Similarly numerous, the writing department stretches past Aaron Blabey who wrote the original books and has a fair few acting credits to his name. They include the eponymous protagonist of Australian TV miniseries The Damnation of Harvey McHugh which featured bureaucratic chicanery and saw Harvey volunteered as a guinea pig for medical experiments. Here they're actually real guinea pigs, or at least animated guinea pigs that unlike Professor Marmalade don't wear suits and a cravat. Etan Cohen moved from episodes of King Of The Hill to Idiocracy before penning a couple of Will Ferrell comedy vehicles and Tropic Thunder. That "full [x]" might not be from there, but it certainly popularised it as a format. Hilary Winston has a similar number of TV sitcom credits, she also provided the story for The Lego Ninjago Movie which similarly found laughs for adults. Rounding out the team, Yoni Brenner has history with animal antics, writing for Rio 2 and the fifth Ice Age film, Collision Course. That last one also features an important asteroid, and that willingness to re-use is not a strike against The Bad Guys. If any of the comic works I've named above have provided a laugh, there's a strong chance that this film will too.

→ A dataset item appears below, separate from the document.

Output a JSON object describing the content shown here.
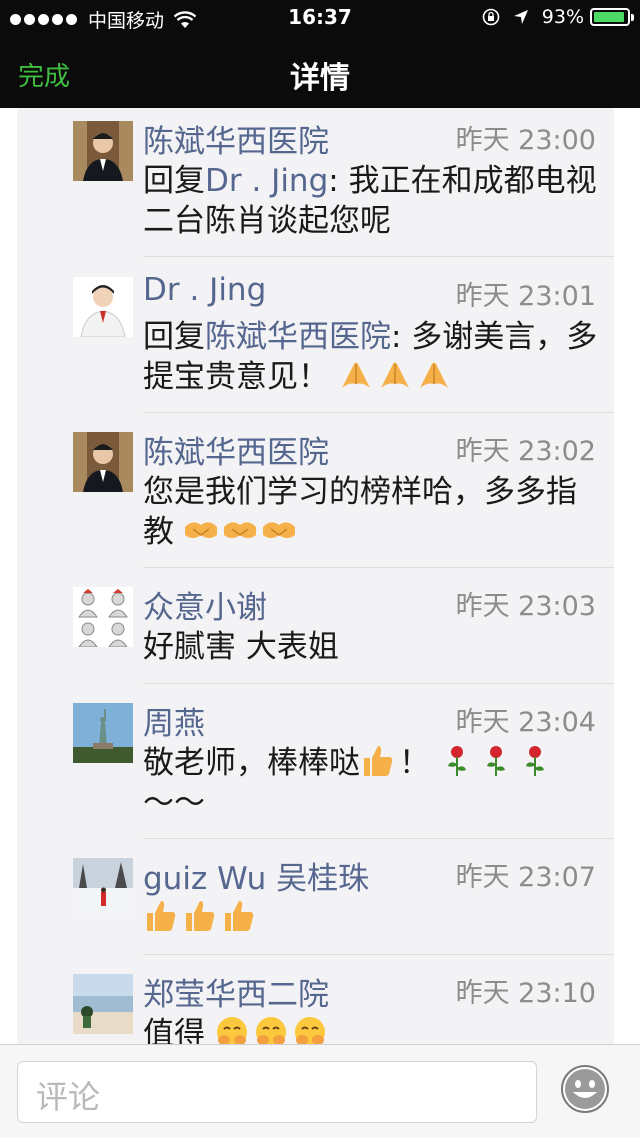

This is a début feature for director Pierre Perifel. He's got extensive animation experience. 2018 short Bilby was meant to be part of a larger work, and he's worked on most of the Kung Fu Panda films and was a lead character animator for North (Alec Baldwin) in Rise Of The Guardians. That's the one with Hugh Jackman as the Easter Bunny and Isla Fisher as the Tooth Fairy, and not the nominatively similar Legend Of The Guardians: The Owls Of Ga'Hoole which featured a different set of Australians voicing digital animation. Unless it's done alone, which tends to only be the case for short films or acts of almost monastic dedication like The Timekeepers Of Eternity animation is a collaborative effort. Here it is to great effect. Daniel Pemberton's music makes a number of useful contributions, in particular the jazzy swing of it all adds to the period feel which is sustained despite the presence of smart phones and multi-monitor setups.

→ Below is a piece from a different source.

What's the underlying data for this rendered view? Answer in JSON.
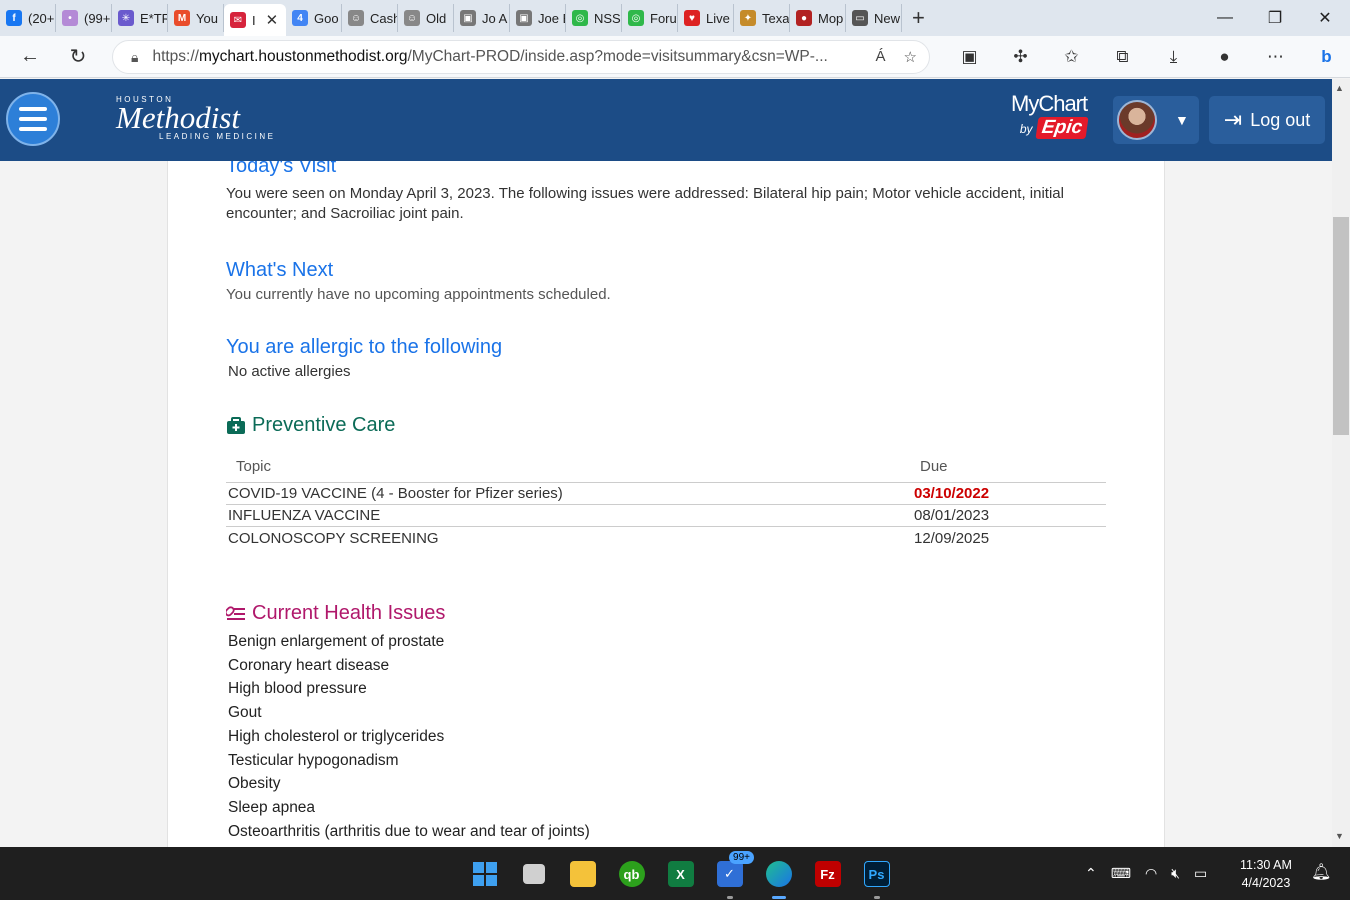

That 'period' feel includes split screens, and between that and the melodic milieux it's not just scoring but a score. A big reward, from careful planning. To reference the Ocean's series having mentioned Eight, this is in the same vein of twist and double-cross as Eleven, Twelve, or Thirteen, but because of its focus on fauna the better number might, if one could adjust the arc, be two (by two).Reviewed on: 31 Mar 2022